**WORK INSTRUCTION**
Copy every record that appears below, exactly as it stands.

**MATERIAL SHOWN**

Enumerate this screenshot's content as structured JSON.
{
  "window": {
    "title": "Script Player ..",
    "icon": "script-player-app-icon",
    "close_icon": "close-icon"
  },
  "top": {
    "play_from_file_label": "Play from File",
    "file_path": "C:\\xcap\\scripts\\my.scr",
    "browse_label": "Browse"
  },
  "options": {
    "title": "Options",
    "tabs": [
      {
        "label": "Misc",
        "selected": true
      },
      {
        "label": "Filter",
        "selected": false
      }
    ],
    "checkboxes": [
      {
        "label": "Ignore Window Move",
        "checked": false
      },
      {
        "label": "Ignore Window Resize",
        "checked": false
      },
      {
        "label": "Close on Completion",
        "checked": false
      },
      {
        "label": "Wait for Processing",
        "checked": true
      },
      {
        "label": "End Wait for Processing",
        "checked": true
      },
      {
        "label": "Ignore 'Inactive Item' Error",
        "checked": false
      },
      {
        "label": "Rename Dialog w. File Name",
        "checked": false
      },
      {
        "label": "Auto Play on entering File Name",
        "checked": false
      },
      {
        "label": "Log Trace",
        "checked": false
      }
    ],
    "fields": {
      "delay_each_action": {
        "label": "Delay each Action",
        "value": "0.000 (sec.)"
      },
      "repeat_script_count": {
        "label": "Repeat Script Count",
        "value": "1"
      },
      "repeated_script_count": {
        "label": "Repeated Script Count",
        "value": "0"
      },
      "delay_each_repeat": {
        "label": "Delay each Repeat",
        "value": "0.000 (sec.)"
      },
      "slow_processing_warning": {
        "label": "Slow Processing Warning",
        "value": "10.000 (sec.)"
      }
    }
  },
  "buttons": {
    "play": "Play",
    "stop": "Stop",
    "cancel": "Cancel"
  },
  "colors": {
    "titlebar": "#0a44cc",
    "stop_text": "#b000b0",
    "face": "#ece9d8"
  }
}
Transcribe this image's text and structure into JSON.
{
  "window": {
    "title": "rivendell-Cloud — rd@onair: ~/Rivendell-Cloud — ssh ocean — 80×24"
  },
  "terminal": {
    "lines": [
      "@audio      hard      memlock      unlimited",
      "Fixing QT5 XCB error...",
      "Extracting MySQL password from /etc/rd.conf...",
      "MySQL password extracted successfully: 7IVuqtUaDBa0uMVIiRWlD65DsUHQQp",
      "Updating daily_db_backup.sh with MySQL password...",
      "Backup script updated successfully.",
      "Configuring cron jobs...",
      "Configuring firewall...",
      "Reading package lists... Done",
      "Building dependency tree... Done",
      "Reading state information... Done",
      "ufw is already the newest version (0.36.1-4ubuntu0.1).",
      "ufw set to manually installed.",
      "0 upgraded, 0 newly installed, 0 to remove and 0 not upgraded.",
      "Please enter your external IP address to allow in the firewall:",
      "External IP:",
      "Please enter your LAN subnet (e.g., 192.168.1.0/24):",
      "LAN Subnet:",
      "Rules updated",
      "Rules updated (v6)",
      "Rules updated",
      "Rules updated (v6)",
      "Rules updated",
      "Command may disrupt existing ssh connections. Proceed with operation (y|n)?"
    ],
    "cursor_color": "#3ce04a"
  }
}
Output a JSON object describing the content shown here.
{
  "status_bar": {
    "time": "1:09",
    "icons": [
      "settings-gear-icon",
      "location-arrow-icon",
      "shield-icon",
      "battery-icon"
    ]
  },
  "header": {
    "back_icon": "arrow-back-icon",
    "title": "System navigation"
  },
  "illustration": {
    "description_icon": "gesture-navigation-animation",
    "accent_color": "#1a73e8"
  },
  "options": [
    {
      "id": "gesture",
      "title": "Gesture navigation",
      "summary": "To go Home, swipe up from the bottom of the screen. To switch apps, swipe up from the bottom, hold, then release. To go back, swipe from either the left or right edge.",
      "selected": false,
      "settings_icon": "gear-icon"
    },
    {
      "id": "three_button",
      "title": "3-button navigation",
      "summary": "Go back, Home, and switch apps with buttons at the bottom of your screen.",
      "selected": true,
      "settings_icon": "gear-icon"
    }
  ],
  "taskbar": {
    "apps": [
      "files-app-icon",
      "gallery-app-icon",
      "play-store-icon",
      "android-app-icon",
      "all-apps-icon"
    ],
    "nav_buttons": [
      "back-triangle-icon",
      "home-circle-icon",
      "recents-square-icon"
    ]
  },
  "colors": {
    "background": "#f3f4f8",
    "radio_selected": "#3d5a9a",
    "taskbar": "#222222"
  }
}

**RESULT FOR THIS TASK**
Enumerate this screenshot's content as structured JSON.
{
  "window": {
    "title": "Script Player ..",
    "icon": "script-player-app-icon",
    "close_icon": "close-icon"
  },
  "top": {
    "play_from_file_label": "Play from File",
    "file_path": "C:\\xcap\\scripts\\my.scr",
    "browse_label": "Browse"
  },
  "options": {
    "title": "Options",
    "tabs": [
      {
        "label": "Misc",
        "selected": true
      },
      {
        "label": "Filter",
        "selected": false
      }
    ],
    "checkboxes": [
      {
        "label": "Ignore Window Move",
        "checked": false
      },
      {
        "label": "Ignore Window Resize",
        "checked": false
      },
      {
        "label": "Close on Completion",
        "checked": false
      },
      {
        "label": "Wait for Processing",
        "checked": true
      },
      {
        "label": "End Wait for Processing",
        "checked": true
      },
      {
        "label": "Ignore 'Inactive Item' Error",
        "checked": false
      },
      {
        "label": "Rename Dialog w. File Name",
        "checked": false
      },
      {
        "label": "Auto Play on entering File Name",
        "checked": false
      },
      {
        "label": "Log Trace",
        "checked": false
      }
    ],
    "fields": {
      "delay_each_action": {
        "label": "Delay each Action",
        "value": "0.000 (sec.)"
      },
      "repeat_script_count": {
        "label": "Repeat Script Count",
        "value": "1"
      },
      "repeated_script_count": {
        "label": "Repeated Script Count",
        "value": "0"
      },
      "delay_each_repeat": {
        "label": "Delay each Repeat",
        "value": "0.000 (sec.)"
      },
      "slow_processing_warning": {
        "label": "Slow Processing Warning",
        "value": "10.000 (sec.)"
      }
    }
  },
  "buttons": {
    "play": "Play",
    "stop": "Stop",
    "cancel": "Cancel"
  },
  "colors": {
    "titlebar": "#0a44cc",
    "stop_text": "#b000b0",
    "face": "#ece9d8"
  }
}
Transcribe this image's text and structure into JSON.
{
  "window": {
    "title": "rivendell-Cloud — rd@onair: ~/Rivendell-Cloud — ssh ocean — 80×24"
  },
  "terminal": {
    "lines": [
      "@audio      hard      memlock      unlimited",
      "Fixing QT5 XCB error...",
      "Extracting MySQL password from /etc/rd.conf...",
      "MySQL password extracted successfully: 7IVuqtUaDBa0uMVIiRWlD65DsUHQQp",
      "Updating daily_db_backup.sh with MySQL password...",
      "Backup script updated successfully.",
      "Configuring cron jobs...",
      "Configuring firewall...",
      "Reading package lists... Done",
      "Building dependency tree... Done",
      "Reading state information... Done",
      "ufw is already the newest version (0.36.1-4ubuntu0.1).",
      "ufw set to manually installed.",
      "0 upgraded, 0 newly installed, 0 to remove and 0 not upgraded.",
      "Please enter your external IP address to allow in the firewall:",
      "External IP:",
      "Please enter your LAN subnet (e.g., 192.168.1.0/24):",
      "LAN Subnet:",
      "Rules updated",
      "Rules updated (v6)",
      "Rules updated",
      "Rules updated (v6)",
      "Rules updated",
      "Command may disrupt existing ssh connections. Proceed with operation (y|n)?"
    ],
    "cursor_color": "#3ce04a"
  }
}
Output a JSON object describing the content shown here.
{
  "status_bar": {
    "time": "1:09",
    "icons": [
      "settings-gear-icon",
      "location-arrow-icon",
      "shield-icon",
      "battery-icon"
    ]
  },
  "header": {
    "back_icon": "arrow-back-icon",
    "title": "System navigation"
  },
  "illustration": {
    "description_icon": "gesture-navigation-animation",
    "accent_color": "#1a73e8"
  },
  "options": [
    {
      "id": "gesture",
      "title": "Gesture navigation",
      "summary": "To go Home, swipe up from the bottom of the screen. To switch apps, swipe up from the bottom, hold, then release. To go back, swipe from either the left or right edge.",
      "selected": false,
      "settings_icon": "gear-icon"
    },
    {
      "id": "three_button",
      "title": "3-button navigation",
      "summary": "Go back, Home, and switch apps with buttons at the bottom of your screen.",
      "selected": true,
      "settings_icon": "gear-icon"
    }
  ],
  "taskbar": {
    "apps": [
      "files-app-icon",
      "gallery-app-icon",
      "play-store-icon",
      "android-app-icon",
      "all-apps-icon"
    ],
    "nav_buttons": [
      "back-triangle-icon",
      "home-circle-icon",
      "recents-square-icon"
    ]
  },
  "colors": {
    "background": "#f3f4f8",
    "radio_selected": "#3d5a9a",
    "taskbar": "#222222"
  }
}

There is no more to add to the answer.